What you write must be the lines from the one holding "Transcribe this image's" through the final line of the records below, reproduced exactly, minus the pictures.

##### Data records #####

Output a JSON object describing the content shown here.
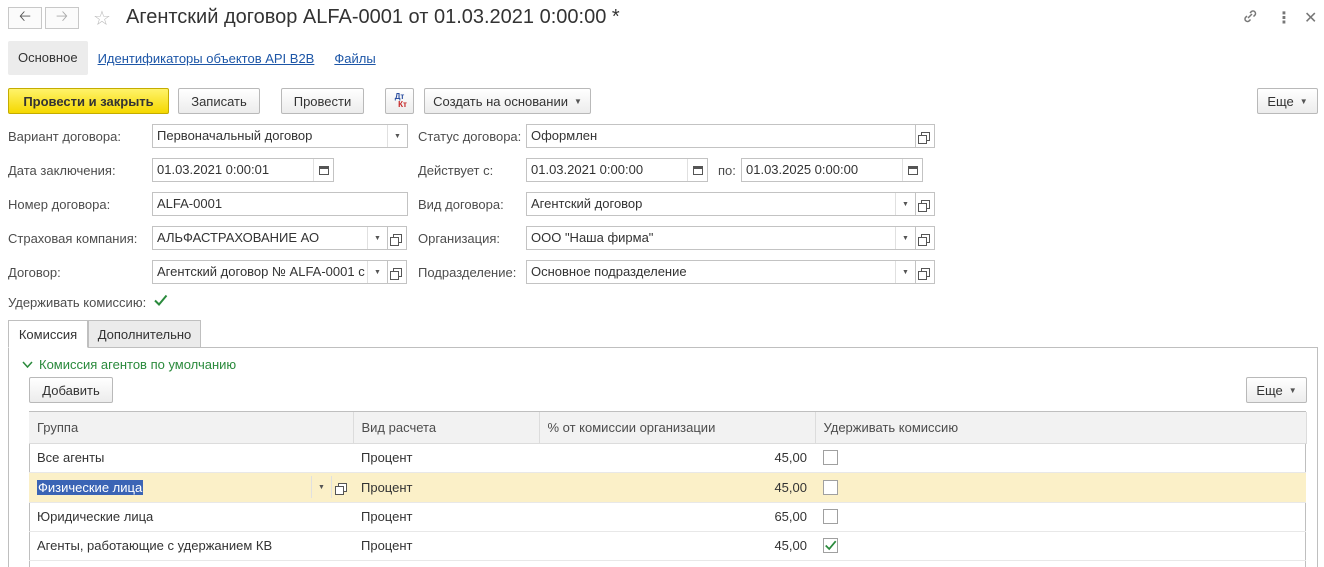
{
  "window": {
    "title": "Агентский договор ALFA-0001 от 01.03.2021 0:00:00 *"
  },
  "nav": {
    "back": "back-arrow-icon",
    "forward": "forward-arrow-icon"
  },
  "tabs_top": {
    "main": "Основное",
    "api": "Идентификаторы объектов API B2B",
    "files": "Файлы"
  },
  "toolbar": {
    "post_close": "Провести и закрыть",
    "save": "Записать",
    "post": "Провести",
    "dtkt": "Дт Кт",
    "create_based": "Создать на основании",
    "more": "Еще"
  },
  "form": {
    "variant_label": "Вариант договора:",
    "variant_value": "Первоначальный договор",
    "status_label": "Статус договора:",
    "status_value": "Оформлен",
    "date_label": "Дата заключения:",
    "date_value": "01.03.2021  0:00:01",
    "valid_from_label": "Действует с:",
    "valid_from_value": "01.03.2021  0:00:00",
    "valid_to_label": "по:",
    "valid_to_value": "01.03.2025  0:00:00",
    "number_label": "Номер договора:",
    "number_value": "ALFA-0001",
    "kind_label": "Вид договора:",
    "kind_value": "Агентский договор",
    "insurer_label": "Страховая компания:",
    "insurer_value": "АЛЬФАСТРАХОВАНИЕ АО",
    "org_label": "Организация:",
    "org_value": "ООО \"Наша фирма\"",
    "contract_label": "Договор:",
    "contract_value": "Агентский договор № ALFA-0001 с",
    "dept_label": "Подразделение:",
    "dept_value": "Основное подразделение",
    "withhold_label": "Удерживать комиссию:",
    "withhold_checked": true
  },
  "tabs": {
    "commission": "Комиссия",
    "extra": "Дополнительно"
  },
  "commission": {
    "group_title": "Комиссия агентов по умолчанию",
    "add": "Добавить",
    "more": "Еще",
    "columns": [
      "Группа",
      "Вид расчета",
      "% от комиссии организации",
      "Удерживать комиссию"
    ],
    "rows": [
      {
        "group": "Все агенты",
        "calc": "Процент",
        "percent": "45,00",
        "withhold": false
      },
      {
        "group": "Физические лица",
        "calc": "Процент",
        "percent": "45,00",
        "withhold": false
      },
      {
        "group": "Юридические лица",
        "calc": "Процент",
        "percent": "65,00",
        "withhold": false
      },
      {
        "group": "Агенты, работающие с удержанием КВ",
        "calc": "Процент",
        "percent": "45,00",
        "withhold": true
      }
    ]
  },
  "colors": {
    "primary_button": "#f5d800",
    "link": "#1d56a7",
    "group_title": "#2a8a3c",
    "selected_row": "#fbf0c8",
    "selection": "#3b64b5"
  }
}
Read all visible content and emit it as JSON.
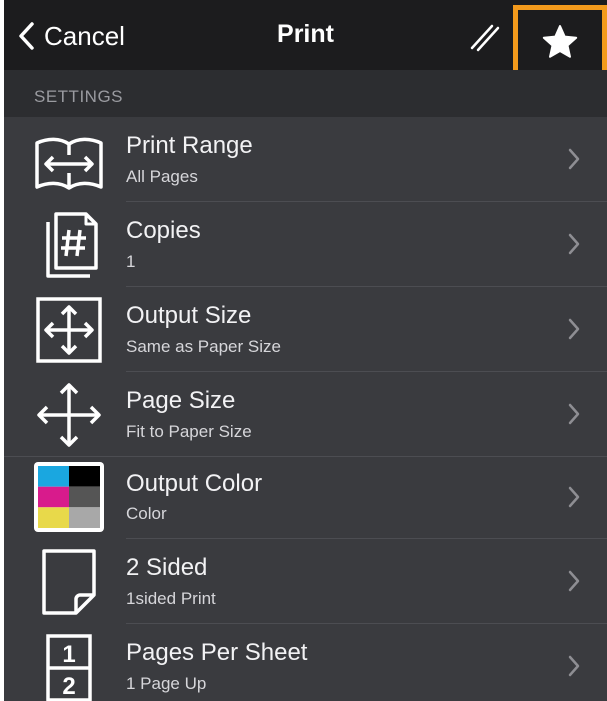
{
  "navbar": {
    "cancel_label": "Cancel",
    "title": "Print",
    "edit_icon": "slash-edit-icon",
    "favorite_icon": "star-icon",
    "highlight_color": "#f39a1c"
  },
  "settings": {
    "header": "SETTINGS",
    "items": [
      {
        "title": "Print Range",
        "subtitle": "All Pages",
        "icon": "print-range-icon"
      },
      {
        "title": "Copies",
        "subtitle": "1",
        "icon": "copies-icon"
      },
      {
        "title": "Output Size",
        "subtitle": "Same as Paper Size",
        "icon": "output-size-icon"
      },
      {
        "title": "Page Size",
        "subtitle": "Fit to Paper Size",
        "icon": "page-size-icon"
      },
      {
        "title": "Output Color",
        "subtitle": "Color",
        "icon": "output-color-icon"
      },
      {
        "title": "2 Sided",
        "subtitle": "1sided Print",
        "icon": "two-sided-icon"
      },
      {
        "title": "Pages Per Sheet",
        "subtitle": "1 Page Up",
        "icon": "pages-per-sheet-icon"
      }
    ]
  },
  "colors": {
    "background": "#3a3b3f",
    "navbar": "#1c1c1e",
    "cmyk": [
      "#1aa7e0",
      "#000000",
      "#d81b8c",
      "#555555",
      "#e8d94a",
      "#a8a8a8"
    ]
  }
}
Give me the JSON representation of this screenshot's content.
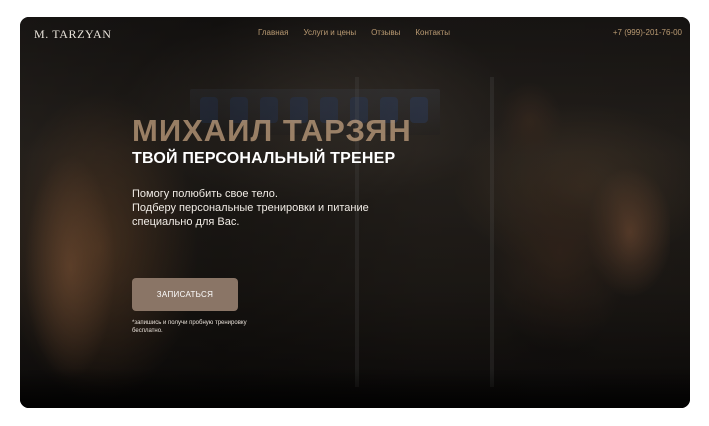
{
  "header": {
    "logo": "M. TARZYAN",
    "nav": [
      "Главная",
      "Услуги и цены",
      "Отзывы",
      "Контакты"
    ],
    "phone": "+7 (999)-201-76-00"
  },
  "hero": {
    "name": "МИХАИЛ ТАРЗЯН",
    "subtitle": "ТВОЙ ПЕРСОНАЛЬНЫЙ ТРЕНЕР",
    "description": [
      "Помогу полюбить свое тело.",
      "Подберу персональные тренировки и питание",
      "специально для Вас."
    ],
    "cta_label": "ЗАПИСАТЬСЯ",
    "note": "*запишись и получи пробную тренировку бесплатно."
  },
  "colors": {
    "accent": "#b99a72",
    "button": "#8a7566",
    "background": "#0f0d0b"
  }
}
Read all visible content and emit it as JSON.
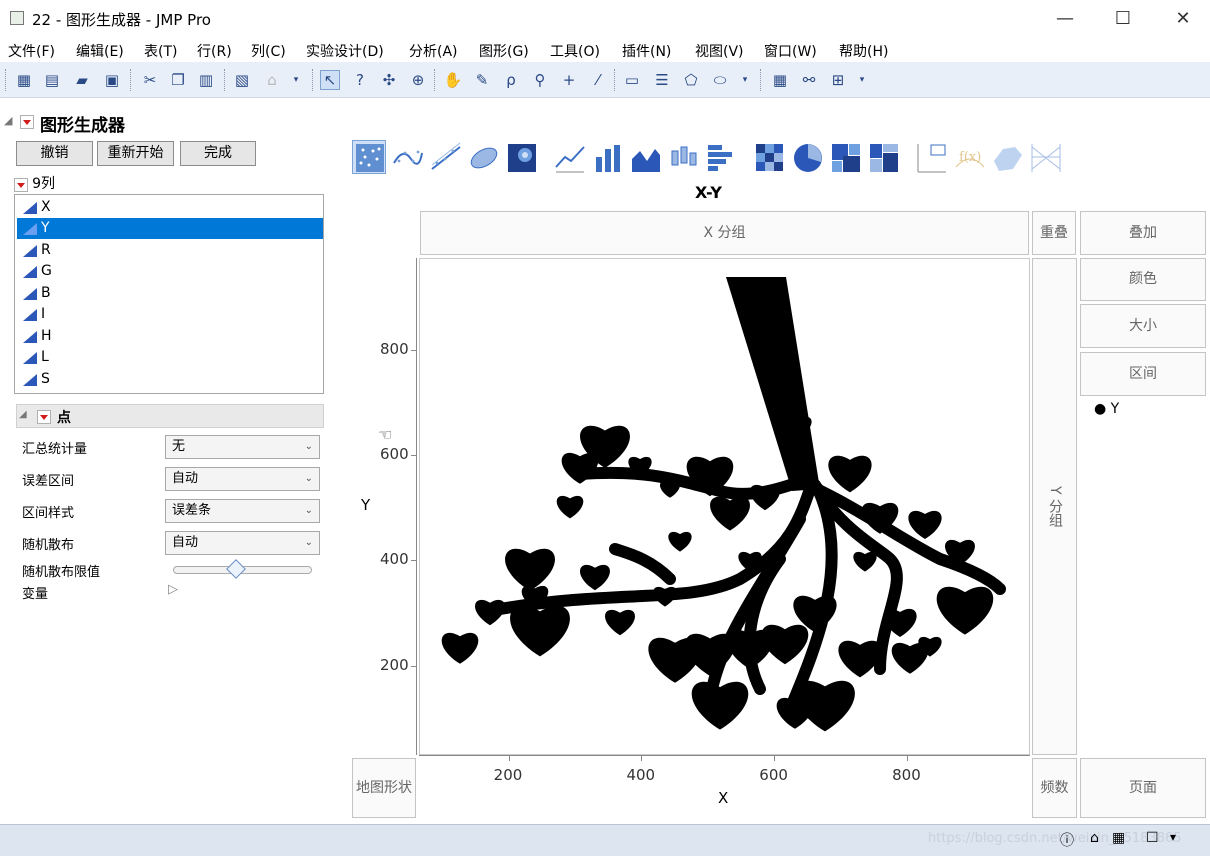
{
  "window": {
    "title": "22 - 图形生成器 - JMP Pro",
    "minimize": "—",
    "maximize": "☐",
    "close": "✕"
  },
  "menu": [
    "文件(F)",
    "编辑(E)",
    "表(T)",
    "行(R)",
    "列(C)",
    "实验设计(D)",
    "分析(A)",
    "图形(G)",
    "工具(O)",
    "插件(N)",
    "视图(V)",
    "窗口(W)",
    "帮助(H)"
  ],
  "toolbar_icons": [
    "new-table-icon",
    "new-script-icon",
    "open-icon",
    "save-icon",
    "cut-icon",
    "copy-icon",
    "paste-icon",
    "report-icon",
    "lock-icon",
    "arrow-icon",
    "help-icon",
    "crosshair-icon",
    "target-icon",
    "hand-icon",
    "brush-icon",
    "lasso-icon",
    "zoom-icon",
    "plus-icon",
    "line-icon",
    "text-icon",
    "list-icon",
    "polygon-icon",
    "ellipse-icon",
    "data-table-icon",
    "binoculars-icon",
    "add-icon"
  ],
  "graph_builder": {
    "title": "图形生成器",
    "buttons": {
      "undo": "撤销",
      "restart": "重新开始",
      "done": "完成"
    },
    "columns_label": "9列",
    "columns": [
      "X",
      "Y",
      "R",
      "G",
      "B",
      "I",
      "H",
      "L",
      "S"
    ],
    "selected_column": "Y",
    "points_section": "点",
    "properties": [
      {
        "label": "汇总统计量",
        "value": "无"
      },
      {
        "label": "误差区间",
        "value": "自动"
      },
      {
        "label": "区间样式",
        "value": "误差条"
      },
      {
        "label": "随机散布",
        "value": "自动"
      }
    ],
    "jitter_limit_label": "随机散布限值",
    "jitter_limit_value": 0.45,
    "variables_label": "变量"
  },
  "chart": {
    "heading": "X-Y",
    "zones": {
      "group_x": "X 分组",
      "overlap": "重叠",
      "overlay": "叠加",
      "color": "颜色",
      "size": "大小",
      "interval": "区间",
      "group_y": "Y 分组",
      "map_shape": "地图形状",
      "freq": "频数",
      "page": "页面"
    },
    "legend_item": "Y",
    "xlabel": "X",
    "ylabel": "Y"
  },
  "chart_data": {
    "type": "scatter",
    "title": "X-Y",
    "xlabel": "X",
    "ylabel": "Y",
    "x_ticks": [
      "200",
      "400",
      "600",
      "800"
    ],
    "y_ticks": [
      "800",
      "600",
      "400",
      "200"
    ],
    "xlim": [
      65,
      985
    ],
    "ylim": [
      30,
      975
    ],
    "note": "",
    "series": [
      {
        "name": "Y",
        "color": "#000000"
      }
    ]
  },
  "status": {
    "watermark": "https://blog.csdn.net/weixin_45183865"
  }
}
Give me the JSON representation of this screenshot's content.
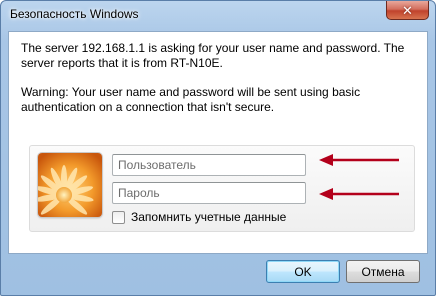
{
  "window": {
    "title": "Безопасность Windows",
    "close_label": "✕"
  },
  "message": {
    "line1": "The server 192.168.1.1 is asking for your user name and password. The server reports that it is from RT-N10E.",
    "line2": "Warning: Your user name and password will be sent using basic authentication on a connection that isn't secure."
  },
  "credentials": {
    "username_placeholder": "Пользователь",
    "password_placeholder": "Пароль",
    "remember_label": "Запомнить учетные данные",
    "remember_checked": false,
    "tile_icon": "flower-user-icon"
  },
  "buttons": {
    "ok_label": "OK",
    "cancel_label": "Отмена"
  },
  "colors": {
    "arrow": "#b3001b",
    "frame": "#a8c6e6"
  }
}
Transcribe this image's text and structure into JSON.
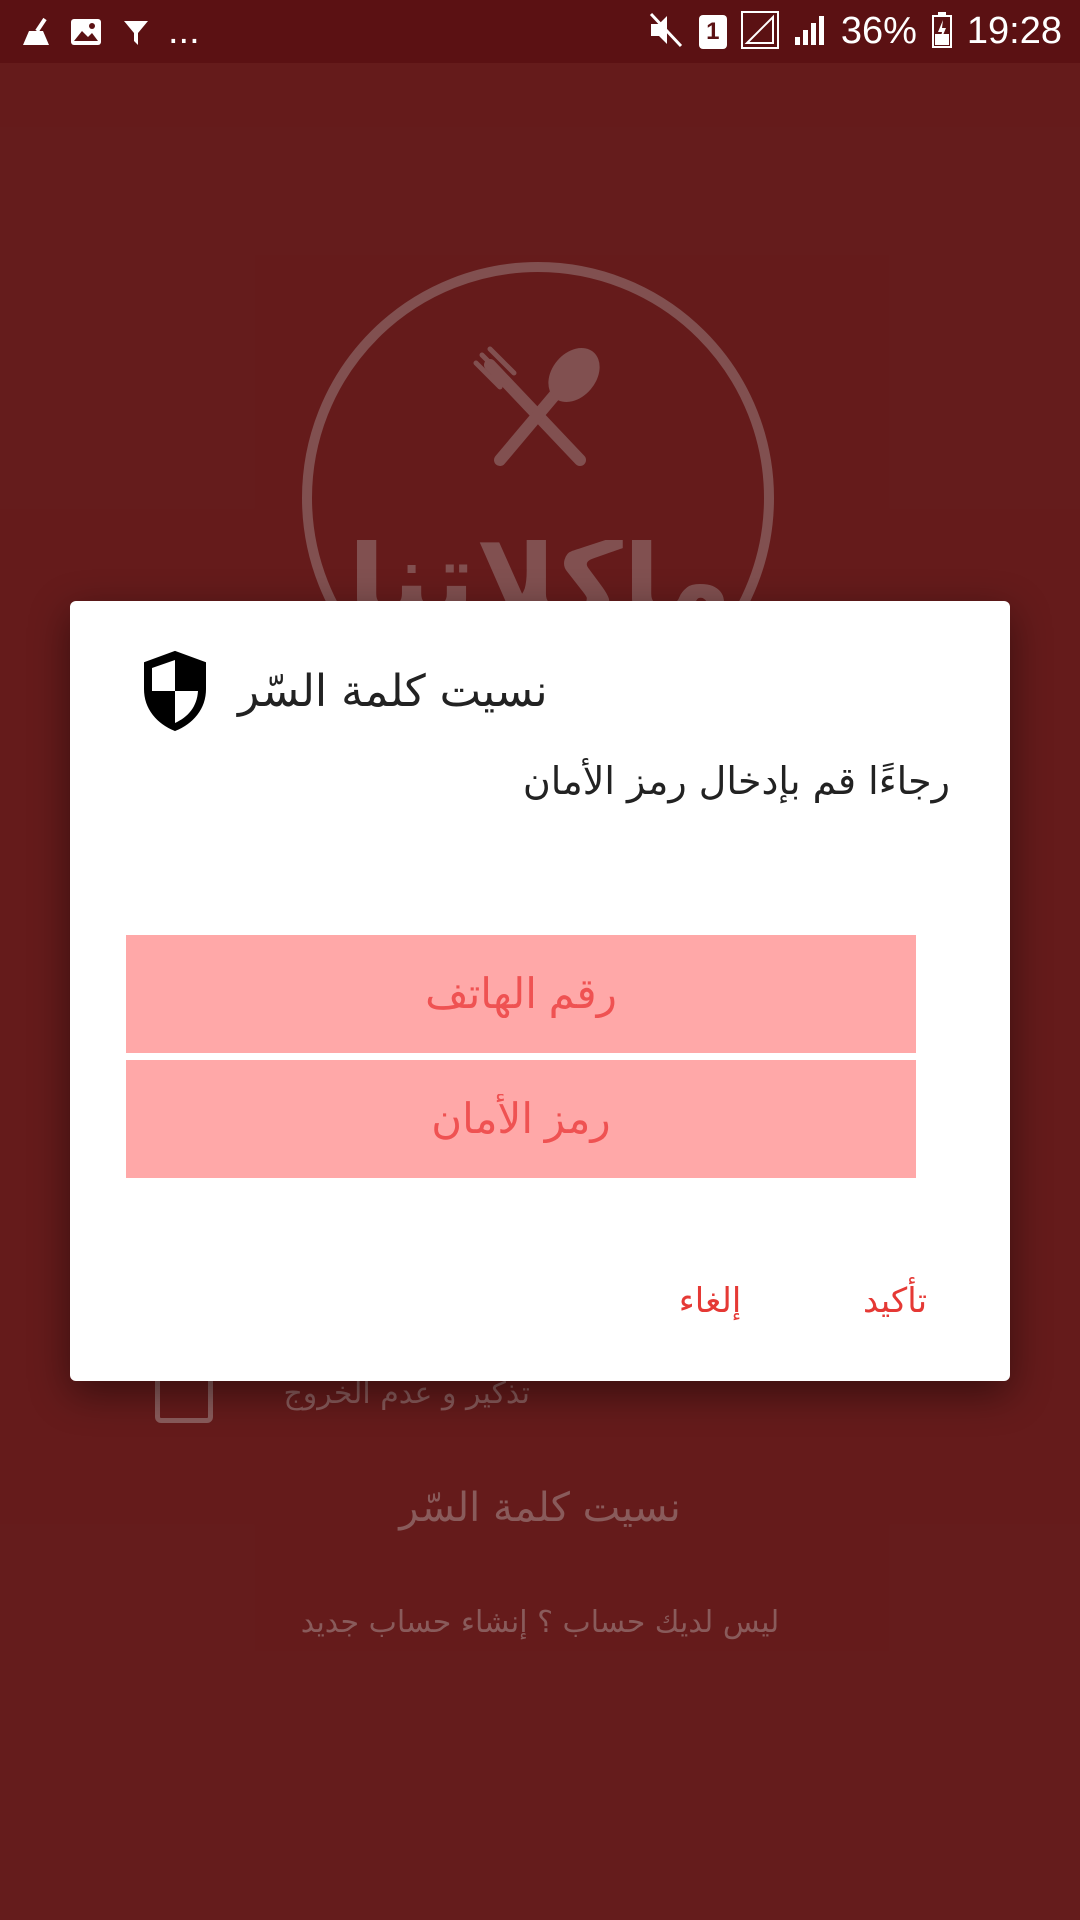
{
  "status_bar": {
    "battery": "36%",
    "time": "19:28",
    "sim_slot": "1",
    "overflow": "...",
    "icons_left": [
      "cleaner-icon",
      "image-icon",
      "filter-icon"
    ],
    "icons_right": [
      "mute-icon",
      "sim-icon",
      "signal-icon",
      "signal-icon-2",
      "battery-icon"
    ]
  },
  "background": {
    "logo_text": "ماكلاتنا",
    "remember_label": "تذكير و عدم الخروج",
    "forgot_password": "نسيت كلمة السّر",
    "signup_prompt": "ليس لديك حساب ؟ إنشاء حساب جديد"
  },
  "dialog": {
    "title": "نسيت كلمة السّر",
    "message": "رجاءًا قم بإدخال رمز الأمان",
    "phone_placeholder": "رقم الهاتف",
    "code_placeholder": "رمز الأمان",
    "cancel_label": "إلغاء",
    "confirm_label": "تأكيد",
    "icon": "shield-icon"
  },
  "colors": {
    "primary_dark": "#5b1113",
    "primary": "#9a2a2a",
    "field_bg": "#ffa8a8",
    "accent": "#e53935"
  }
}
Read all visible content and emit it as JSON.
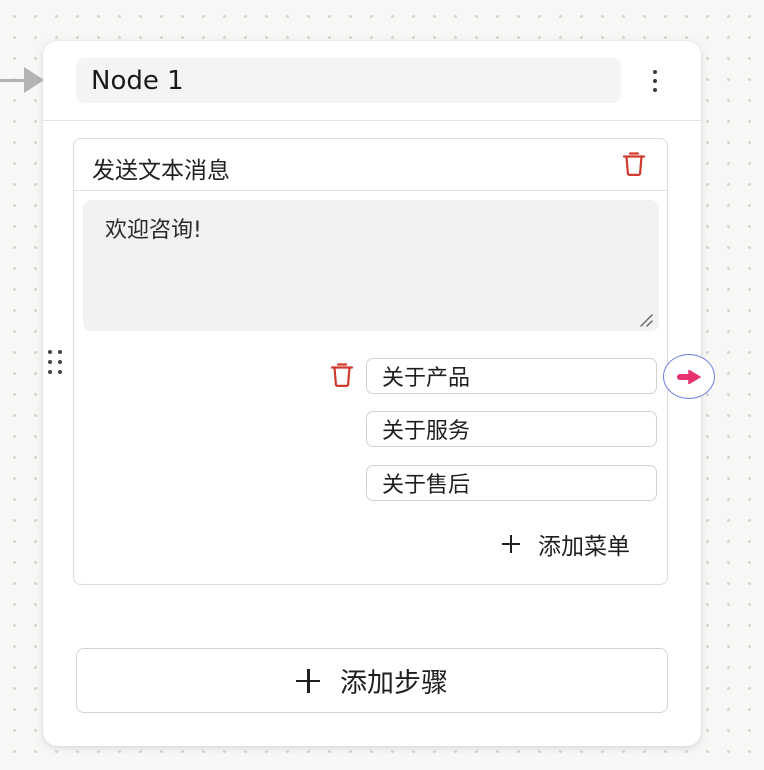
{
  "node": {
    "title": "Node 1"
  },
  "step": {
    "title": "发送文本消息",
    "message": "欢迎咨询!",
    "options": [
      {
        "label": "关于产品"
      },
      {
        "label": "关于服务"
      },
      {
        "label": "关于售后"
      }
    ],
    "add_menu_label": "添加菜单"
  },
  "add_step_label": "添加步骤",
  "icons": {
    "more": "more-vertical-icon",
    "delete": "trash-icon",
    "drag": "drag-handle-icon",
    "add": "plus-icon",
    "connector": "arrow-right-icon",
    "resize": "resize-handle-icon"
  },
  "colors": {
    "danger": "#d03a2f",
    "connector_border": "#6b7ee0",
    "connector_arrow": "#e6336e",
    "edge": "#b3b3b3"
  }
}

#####

▶ Reply to the exercise
Transcribe this image's text and structure into JSON.
{
  "status_bar": {
    "battery": "36%",
    "time": "19:28",
    "sim_slot": "1",
    "overflow": "...",
    "icons_left": [
      "cleaner-icon",
      "image-icon",
      "filter-icon"
    ],
    "icons_right": [
      "mute-icon",
      "sim-icon",
      "signal-icon",
      "signal-icon-2",
      "battery-icon"
    ]
  },
  "background": {
    "logo_text": "ماكلاتنا",
    "remember_label": "تذكير و عدم الخروج",
    "forgot_password": "نسيت كلمة السّر",
    "signup_prompt": "ليس لديك حساب ؟ إنشاء حساب جديد"
  },
  "dialog": {
    "title": "نسيت كلمة السّر",
    "message": "رجاءًا قم بإدخال رمز الأمان",
    "phone_placeholder": "رقم الهاتف",
    "code_placeholder": "رمز الأمان",
    "cancel_label": "إلغاء",
    "confirm_label": "تأكيد",
    "icon": "shield-icon"
  },
  "colors": {
    "primary_dark": "#5b1113",
    "primary": "#9a2a2a",
    "field_bg": "#ffa8a8",
    "accent": "#e53935"
  }
}
Read all visible content and emit it as JSON.
{
  "node": {
    "title": "Node 1"
  },
  "step": {
    "title": "发送文本消息",
    "message": "欢迎咨询!",
    "options": [
      {
        "label": "关于产品"
      },
      {
        "label": "关于服务"
      },
      {
        "label": "关于售后"
      }
    ],
    "add_menu_label": "添加菜单"
  },
  "add_step_label": "添加步骤",
  "icons": {
    "more": "more-vertical-icon",
    "delete": "trash-icon",
    "drag": "drag-handle-icon",
    "add": "plus-icon",
    "connector": "arrow-right-icon",
    "resize": "resize-handle-icon"
  },
  "colors": {
    "danger": "#d03a2f",
    "connector_border": "#6b7ee0",
    "connector_arrow": "#e6336e",
    "edge": "#b3b3b3"
  }
}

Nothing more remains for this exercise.